Gardeners would compete to see who could grow the largest gooseberry. The fruit, normally the size of a grape or smaller, could grow to the size of a small plum. Judges would use individual grains of sand portioned out with a feature to get exact measurements of the entries.

“In the middle of this craze, England began trading their gooseberries with America and America began trading them back,” said Kilmer-Purcell. “And then... all heck broke loose. We got the blister rust; they got a mildew from our gooseberries.” That signalled the end of the fruit’s popularity but, now, gooseberries are back.

Ridge said that they’re are often used in baked goods like gooseberry pies because sugar offsets the fruit’s tartness. Kilmer-Purcell put a modern spin on a classic English dessert with his recipe for goat cheese gooseberry fool. (The recipe is below.)

“A fool is actually one of the oldest desserts on record,” he said, adding that it dates back to the Elizabethan era. “It’s basically a whipped cream that is made with stewed fruit... That sweetness of the fruit with the tangy sourness of the goat cheese and whipped cream is really delicious together.”

Beekman 1802 Goat Cheese Gooseberry Fool 

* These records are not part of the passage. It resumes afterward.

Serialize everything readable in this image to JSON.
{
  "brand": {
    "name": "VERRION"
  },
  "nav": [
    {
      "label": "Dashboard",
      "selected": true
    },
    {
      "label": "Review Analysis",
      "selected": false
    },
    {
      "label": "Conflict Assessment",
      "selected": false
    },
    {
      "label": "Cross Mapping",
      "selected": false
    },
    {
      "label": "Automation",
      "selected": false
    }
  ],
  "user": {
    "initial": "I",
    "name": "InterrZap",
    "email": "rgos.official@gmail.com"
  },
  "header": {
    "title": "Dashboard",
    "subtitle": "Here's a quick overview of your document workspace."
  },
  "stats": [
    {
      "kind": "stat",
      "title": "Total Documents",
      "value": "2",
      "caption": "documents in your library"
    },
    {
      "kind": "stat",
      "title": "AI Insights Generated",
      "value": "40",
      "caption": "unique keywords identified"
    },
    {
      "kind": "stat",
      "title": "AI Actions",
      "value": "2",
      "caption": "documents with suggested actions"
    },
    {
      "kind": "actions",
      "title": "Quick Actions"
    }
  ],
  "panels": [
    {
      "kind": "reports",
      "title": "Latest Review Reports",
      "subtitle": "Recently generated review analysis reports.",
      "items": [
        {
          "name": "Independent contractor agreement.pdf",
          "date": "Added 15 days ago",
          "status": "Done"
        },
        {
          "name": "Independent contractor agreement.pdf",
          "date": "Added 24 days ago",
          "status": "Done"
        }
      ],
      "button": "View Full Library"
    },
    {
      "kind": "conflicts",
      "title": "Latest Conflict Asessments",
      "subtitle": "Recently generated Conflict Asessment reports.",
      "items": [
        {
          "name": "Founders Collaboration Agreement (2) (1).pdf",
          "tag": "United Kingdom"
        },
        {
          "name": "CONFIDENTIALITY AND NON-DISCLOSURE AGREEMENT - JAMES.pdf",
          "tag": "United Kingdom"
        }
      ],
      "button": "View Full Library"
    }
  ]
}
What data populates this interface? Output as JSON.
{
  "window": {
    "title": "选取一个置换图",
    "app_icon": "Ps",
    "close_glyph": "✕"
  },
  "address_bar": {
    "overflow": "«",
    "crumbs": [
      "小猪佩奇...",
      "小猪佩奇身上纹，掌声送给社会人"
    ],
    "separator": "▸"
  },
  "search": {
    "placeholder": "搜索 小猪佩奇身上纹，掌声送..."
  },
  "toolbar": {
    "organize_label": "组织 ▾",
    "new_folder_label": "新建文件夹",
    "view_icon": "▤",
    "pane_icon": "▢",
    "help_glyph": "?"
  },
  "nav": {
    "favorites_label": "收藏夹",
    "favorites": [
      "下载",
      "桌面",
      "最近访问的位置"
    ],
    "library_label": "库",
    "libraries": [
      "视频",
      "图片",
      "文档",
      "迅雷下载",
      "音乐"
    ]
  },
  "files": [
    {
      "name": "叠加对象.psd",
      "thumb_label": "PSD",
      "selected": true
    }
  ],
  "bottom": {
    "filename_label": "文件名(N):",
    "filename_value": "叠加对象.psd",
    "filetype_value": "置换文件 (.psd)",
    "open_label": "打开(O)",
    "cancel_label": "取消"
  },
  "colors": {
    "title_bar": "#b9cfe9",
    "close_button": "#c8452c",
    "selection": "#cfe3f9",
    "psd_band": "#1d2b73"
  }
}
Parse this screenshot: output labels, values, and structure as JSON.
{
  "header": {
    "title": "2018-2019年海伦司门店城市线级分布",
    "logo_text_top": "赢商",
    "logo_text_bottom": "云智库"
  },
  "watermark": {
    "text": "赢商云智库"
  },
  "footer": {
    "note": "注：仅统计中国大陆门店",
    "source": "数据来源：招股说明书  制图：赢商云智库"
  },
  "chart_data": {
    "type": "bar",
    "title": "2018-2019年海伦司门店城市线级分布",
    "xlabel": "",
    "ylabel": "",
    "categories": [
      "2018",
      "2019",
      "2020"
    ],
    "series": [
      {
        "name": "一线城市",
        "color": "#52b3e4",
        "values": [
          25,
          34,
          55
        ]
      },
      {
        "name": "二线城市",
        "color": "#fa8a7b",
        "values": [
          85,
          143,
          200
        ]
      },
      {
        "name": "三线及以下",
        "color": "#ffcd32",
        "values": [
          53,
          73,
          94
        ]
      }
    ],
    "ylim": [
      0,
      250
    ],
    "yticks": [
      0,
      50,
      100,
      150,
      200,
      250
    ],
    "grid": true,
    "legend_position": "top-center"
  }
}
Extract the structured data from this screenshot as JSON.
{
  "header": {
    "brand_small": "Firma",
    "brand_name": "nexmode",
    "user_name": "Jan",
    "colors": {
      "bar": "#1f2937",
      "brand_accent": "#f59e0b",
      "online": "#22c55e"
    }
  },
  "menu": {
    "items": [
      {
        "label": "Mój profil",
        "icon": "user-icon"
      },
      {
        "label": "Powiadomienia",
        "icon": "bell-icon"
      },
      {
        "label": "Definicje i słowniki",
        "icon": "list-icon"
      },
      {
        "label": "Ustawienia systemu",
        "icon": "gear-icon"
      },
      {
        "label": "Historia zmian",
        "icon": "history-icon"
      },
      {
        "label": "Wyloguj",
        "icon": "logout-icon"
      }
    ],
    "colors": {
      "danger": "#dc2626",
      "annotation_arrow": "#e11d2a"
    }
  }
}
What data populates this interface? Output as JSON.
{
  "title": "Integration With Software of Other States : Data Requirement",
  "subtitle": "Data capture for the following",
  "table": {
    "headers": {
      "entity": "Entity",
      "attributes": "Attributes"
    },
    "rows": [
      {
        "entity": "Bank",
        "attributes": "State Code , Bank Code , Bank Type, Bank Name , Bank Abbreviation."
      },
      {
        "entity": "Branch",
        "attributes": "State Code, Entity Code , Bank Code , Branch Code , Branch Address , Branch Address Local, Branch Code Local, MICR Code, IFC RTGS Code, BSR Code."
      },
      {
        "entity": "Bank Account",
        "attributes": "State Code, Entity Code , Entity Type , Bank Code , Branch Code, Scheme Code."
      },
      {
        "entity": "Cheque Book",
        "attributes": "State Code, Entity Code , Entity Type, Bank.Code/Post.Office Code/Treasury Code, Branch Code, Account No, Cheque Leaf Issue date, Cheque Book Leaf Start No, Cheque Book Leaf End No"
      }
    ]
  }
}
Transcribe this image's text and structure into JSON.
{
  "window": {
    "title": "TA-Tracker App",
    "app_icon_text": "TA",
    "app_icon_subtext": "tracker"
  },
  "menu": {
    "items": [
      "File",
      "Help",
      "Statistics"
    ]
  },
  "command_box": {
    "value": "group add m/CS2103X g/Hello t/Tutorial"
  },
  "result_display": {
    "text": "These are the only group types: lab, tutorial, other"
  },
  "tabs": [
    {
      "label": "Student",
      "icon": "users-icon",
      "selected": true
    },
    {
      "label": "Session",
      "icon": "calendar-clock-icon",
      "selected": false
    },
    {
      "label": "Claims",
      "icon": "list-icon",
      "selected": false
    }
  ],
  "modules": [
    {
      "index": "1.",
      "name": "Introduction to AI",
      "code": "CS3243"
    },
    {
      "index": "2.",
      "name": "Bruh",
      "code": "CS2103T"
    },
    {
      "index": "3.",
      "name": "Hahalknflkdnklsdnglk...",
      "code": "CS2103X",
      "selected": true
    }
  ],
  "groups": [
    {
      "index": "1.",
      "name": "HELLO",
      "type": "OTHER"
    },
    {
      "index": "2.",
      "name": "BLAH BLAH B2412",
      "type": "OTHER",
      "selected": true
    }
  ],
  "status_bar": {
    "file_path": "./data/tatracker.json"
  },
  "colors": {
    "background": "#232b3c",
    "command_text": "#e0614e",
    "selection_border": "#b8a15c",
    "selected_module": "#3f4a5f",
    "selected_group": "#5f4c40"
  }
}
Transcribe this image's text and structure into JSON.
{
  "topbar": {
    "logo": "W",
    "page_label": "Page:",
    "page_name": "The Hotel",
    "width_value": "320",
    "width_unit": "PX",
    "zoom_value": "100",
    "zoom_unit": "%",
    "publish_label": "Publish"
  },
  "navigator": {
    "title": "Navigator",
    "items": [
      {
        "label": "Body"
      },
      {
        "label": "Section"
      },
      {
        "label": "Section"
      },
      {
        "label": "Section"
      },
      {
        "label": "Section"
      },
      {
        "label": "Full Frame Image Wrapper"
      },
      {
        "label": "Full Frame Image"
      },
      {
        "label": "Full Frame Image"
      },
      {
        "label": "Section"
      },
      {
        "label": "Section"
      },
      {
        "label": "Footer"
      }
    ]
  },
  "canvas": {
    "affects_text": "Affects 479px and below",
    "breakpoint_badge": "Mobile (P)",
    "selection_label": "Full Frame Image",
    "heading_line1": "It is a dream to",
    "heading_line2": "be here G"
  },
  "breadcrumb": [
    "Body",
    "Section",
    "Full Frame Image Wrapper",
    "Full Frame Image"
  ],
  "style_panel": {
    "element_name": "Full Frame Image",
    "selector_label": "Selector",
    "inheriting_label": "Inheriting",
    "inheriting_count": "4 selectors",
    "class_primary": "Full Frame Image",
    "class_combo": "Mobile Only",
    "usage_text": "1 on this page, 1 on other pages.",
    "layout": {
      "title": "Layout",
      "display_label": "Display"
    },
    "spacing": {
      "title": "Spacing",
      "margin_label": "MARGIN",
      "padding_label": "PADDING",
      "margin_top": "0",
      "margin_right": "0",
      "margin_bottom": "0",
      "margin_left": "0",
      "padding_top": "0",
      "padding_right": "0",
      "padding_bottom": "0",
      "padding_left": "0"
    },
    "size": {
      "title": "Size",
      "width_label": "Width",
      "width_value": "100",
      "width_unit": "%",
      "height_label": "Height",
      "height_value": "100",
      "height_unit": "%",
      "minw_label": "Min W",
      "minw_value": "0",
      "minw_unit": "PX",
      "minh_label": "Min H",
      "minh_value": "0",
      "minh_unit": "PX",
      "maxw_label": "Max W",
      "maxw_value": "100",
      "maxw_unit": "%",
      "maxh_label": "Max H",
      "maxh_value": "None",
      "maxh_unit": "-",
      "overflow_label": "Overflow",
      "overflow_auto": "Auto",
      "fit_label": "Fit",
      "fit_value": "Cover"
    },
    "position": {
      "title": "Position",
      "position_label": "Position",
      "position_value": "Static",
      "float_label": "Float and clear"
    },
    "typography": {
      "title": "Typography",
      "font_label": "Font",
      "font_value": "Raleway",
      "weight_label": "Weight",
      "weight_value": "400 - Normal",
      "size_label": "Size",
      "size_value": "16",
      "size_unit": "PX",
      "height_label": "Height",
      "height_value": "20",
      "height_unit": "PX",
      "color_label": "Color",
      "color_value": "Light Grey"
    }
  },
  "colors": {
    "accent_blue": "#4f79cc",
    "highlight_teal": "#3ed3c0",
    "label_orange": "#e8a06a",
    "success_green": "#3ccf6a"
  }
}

  • 2 pints fresh or frozen gooseberries
  • 1/2 C honey
  • 1 C soft, fresh goat cheese
  • 3 C heavy whipping cream 

In a heavy skillet, heat the gooseberries and 1/4C of the honey over medium heat until the berries have burst and softened. (Approx 4 minutes.) Either mash mixture with fork, or puree. Let cool, and chill in refrigerator.

In stand mixer bowl, beat goat cheese with remaining 1/4C honey on medium speed until whipped and softened. Spoon mixture into separate medium mixing bowl. Pour heavy cream to the empty stand mixer bowl, and whip until barely thickened. (Don’t whip until stiff, as one would traditional whipped cream.) Gently fold the whipped cream into the goat cheese honey mixture, and allow to chill thoroughly.

To serve, spoon gooseberry mixture into decorative stemmed glasses until about 1/3 full. Top with cream, honey and goat cheese mixture. Garnish with raw gooseberry, or its cousin — red or black currants.